I think this is an important passage for us, because, on the one hand it reaffirms the assertion of the first chapter of Colossians that everything hangs together in Christ. It was this conception of the coherence of all truth in the person of Christ that led to the founding of the first universities in the Middle Ages. And it is this conviction that stands in stark relief to the fragmentation that has come to characterize the modern, secular university, where departments and disciplines wage intramural skirmishes for dollars and acolytes, but there is no shared conception of how everything fits together. Clark Kerr, a former president of the University of California, coined the term “multiversity” to describe the state of these contemporary institutions of higher education.
Without any unifying conception of how the disciplines fit together or what purpose they serve, the modern secular university has become driven by pragmatic concerns and fallen captive to the agendas of the demanding taskmasters of the nation state and the globalized economy, with a pinch of the virtue-signaling of identity politics thrown in for good measure.
So Colossians then presents us with a vision of the unity of reality in the person of Christ. But the truth of the cosmos is not given to us in Christ in the form of an encyclopedia that can be immediately downloaded from the school network. Christ truly is the key that unlocks the mystery of creation, but, we are told, all the treasures of wisdom and knowledge are “hidden” in him. In other words, figuring out how reality coheres in the image of the invisible God requires the ongoing work of intellectual discovery and communal discernment. It is the work of a community because no one person, or for that matter no one discipline, holds a monopoly on the truth. Rather it is Christ who holds a monopoly on the disciplines. The work of discernment to which we are called necessitates interdisciplinary conversation, requiring humility, patience, stepping out of our comfort zones, and perhaps even transgressing the imaginaries imposed by disciplines that have been forged apart from the knowledge of Christ.
The call to realize our identity as a Christian university is a great challenge, but it is also liberating, because it means that we don’t need to compete with the publicly-funded, provincial universities. This is good news, because we simply do not have the economic, infrastructural, and even personal resources to do the public research university thing better than they do it. But – and here’s where I’ve saved my most audacious claim for last – in the person of Christ and in the powerful presence of the Spirit who leads God’s people into all truth, we do have the potential to become something that public, secular universities cannot be: a university in the true sense of the word, united in the uni veritas, the one or whole truth that holds together in the living Christ.
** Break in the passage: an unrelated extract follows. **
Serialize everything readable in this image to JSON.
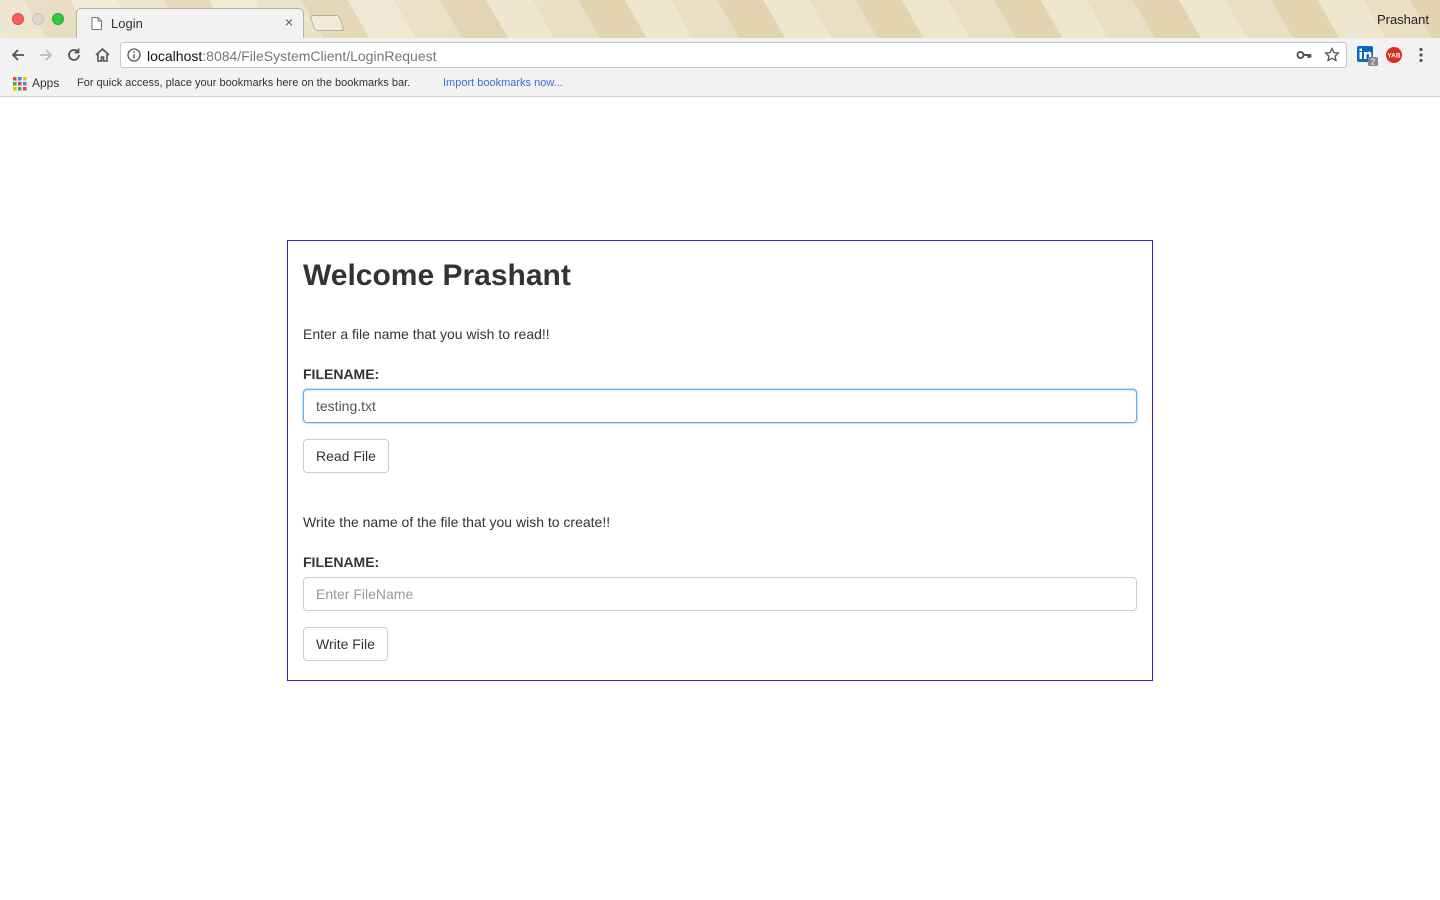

There’s no doubt this is quite the adventure. The ascent is challenging and the air gets thinner the further you go. But if we can make it to the summit, think of the view!
May God bless you in the coming academic year.
Robert J. Dean (Th.D., Wycliffe College & University of Toronto) is Associate Professor of Theology and Ethics at Providence Theological Seminary in Otterburne, Manitoba. He is an ordained minister in the Presbyterian Church in Canada. Robert is the author of several books, the most recent being a collaboration with Stanley Hauerwas entitled Minding the Web.